Kofi Anan, the Secretary General of the United Nations, has observed: "There is no trust more sacred than the one the world holds with children. There is no duty more important than ensuring that their rights are respected, that their welfare is protected, that their lives are free from fear and want, and that they grow up in peace." Donald H. Dunson agrees. A priest in the diocese of Cleveland, Ohio, he is professor of moral theology at Saint Mary Seminary and Graduate School of Theology in Wickliffe, Ohio. In this hard-hitting work, he identifies the many kinds and large numbers of at-risk children around the world. There are chapters on child soldiers, sexually exploited youth, children who work and never play, hungry kids, refugees, and those suffering from AIDS or who have lost their parents to the disease.
Most people would admit to being committed to the safety, health, and welfare of their own children. Canadian theologian Ronald Rolheiser has observed: "Perhaps there is nothing in this world as powerful to break selfishness as is the simple act of looking at our own children. In our love for them we are given a privileged avenue to feel as God feels to burst in unselfishness, in joy, in delight, and in the desire to let another's life be more real and important than our own." Dunson argues that we must feel that kind of love and compassion toward children beyond our own households.
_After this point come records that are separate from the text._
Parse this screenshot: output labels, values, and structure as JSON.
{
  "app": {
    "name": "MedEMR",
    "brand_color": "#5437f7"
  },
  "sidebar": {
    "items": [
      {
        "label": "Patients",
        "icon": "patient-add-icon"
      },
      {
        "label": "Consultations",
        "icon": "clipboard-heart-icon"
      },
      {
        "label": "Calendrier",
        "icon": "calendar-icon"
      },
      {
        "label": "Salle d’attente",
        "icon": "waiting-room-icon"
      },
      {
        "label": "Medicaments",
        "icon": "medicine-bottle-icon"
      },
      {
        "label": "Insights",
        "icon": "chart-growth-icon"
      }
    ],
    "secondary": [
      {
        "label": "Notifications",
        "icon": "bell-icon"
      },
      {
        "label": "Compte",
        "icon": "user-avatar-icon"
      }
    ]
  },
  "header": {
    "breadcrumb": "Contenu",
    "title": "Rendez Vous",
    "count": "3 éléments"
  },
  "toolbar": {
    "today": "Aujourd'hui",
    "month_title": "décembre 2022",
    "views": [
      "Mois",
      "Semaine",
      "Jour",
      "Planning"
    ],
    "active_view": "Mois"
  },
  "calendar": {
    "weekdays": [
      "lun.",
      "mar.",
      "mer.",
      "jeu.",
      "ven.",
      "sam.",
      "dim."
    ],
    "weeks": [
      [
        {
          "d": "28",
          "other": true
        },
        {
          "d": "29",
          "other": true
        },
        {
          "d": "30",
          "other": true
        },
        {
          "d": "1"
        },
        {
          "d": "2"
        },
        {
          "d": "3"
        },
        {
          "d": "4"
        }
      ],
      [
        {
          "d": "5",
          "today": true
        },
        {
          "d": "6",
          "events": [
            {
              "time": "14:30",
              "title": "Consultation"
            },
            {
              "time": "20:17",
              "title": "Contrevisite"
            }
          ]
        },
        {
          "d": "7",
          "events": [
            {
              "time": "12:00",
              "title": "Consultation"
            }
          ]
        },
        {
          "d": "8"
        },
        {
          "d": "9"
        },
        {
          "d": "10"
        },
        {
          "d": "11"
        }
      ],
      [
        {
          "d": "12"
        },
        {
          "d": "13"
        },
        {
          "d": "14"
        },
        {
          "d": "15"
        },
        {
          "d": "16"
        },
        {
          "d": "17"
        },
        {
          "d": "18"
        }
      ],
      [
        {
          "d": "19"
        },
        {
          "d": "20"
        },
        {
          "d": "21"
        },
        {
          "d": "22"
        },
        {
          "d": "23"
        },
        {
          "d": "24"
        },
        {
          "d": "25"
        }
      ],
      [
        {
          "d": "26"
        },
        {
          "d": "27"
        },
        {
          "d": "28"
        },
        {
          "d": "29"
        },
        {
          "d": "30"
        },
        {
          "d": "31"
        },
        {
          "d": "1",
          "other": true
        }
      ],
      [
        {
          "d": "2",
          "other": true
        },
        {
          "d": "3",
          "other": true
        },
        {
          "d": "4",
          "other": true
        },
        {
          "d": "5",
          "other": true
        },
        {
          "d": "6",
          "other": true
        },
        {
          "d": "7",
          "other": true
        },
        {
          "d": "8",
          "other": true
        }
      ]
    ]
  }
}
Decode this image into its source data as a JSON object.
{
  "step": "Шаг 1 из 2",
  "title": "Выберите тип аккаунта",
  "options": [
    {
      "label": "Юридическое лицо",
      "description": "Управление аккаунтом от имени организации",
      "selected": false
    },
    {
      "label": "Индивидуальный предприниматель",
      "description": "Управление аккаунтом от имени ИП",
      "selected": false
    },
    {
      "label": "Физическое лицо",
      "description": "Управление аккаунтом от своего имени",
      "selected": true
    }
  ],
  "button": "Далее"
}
Dunson presents stories of the earth's most vulnerable children and makes a good case for taking steps to meet their needs. In the 55 armed conflicts raging across the world in 2002, children were soldiers in almost half of them. The smuggling of youth for the purpose of sexual exploitation has become one of the fastest branches of organized crime. According to the International Labor Organization, over 250 million children work full time in terrible places, such as sweatshops and stone quarries. And more than 200 million homeless children wander cities and villages across the globe.
One of the most touching quotations in the book is from Thomas Merton in Raids on the Unspeakable. It sums up the challenges facing every Christian who seeks to carry on the spirit of Jesus: "Into this world, this demented inn, in which there is absolutely no room for Him at all, Christ has come uninvited. But because He cannot be at home in it, because He is out of place in it, and yet he must be in it, His place is with those others for whom there is no room. His place is with those who do not belong, who are rejected by power because they are regarded as weak, those who are discredited, who are tortured, bombed and exterminated. With those for whom there is no room, Christ is present in the world. He is mysteriously present in those for whom there seems to be nothing but the world at its worst."